A heated discussion on the proposed city of Bakersfield budget led to the Council Chambers being cleared Wednesday.
The City Council was set to approve the budget for fiscal year 2021-22, but many showed up to speak against a $13.4 million increase to the Bakersfield Police Department coffers. The budget increases the BPD budget to $133.4 million. BPD takes up around 42 percent of the city’s general fund, the largest amount of any city department.
Still, the council voted 6-0, with Councilman Ken Weir absent, to approve the $638.2 million budget, BPD increase included.
In fiscal year 21-22, BPD is authorized to add 28 sworn positions and 17 civilian positions, which BPD says are necessary to reduce response times and allow the department to respond to a greater variety of calls.
Members of the business community spoke in favor of adding more officers, along with a few residents.
“We are here tonight to move forward with public safety, addressing the homeless issue and jobs for the city of Bakersfield,” said Nick Hill, president and CEO of the Kern County Black Chamber of Commerce, adding that he was also speaking on behalf of the Kern County Hispanic Chamber of Commerce. “We feel these items are vital for the survival of our city and keeping everyone safe is a matter of public safety”
But during the meeting, some speakers brought attention to the harm officers can sometimes cause. At the beginning of the meeting, 31 people signed up to speak in opposition to raising the BPD budget.
“We want to defund the police because there is a different way to look at safety,” said Faheema Salahud-Din Floyd. “What do you think we’re here for... what you are witnessing is anger that has been multiplied over time.”
A number of speakers wore white T-shirts with red hands plastered on the front, symbolizing the “blood” on the City Council’s hands. Before the meeting, individuals wrote slogans in chalk on the walls and sidewalk in front of City Hall South.
The meeting was generally raucous. At around an hour into the meeting, Mayor Karen Goh ordered the Council Chambers cleared after some members of the audience chanted in support of a person speaking against BPD, which the mayor claimed went against a council policy.
For around 15 minutes, a group of activists refused to leave the chambers, saying they would only do so if they were allowed to speak. A standoff ensued before around five holdouts were escorted out of the chambers by police. They were allowed to view the meeting from the lobby.
Following the interruption, Daulton Jones, who co-founded People’s Budget Bako, addressed the council.
“The one thing that’s consistent,” he said of his interaction with City Council members over time, “is the heartbrokenness that comes with watching each and every one of you. It’s really disappointing to see our elected officials choose to disrespect their constituents on a daily basis.”
For the rest of the meeting, the council only allowed one person to speak at a time.
Police escorted several other people out of the chambers after they attempted to speak during the public comments sections of agenda items unrelated to the police.
City Attorney Ginny Gennaro said Roberts Rules of Order, along with the city’s municipal code, allowed the city to clear the chambers when disruptions occurred as they prevent business from being conducted.
“You can just look at common law,” she said. “You should give at least one warning.
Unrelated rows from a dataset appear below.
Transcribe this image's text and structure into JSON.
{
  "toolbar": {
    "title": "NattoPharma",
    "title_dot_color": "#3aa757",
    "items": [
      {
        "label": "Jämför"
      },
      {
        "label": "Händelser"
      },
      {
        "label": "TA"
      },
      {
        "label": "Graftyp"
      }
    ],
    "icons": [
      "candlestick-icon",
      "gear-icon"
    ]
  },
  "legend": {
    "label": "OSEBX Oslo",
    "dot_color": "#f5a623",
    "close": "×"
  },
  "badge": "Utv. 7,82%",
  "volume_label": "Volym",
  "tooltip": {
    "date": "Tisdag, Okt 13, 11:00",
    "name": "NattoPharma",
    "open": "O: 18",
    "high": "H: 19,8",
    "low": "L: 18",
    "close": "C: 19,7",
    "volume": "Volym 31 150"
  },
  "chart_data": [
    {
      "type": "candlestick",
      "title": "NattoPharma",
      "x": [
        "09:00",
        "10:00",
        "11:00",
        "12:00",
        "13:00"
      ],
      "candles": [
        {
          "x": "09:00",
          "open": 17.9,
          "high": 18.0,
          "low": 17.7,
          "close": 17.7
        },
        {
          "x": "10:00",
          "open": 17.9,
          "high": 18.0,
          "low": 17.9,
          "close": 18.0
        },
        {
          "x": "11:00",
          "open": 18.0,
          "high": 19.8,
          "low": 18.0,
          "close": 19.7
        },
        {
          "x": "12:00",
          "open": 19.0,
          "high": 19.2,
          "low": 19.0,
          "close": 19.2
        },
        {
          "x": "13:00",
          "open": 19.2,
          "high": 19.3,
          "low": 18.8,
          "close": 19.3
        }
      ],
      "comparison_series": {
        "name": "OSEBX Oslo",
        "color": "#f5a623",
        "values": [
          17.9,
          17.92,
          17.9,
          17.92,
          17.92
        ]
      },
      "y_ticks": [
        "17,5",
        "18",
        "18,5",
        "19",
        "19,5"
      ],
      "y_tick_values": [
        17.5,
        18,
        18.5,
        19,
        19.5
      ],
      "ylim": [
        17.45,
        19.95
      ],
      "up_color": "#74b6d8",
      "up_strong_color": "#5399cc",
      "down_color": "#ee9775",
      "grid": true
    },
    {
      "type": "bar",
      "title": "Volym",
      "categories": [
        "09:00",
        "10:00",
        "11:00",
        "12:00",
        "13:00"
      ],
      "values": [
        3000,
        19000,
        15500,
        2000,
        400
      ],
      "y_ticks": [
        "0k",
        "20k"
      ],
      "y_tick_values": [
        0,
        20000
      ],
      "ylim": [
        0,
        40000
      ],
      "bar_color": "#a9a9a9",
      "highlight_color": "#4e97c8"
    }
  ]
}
The mayor gave two and we cleared the chambers.”
On hand to view the proceedings were members of the American Civil Liberties Union Foundation of Southern California. The ACLU sent a letter to the council on Tuesday, urging the city to allow all speakers to have three minutes to speak, the typical time granted to individuals during a normal meeting.
After the Council Chambers were cleared, Maira Rios, an ACLU legal and advocacy assistant, said what the organization had warned against in the letter had come to pass.
“People who were in favor of the budget were frontloaded tonight,” she said, noting the individuals against the budget were forced to make shorter statements to accommodate a greater number of speakers.
“We’re just concerned with what is fair,” she said.
When there are a large number of speakers on a single topic, the council generally allows 15 minutes for all speakers on that topic. On Wednesday, the council held 15-minute public comment sessions each for individuals in favor of the budget, for miscellaneous topics, people against the budget, and on the BPD budget in particular.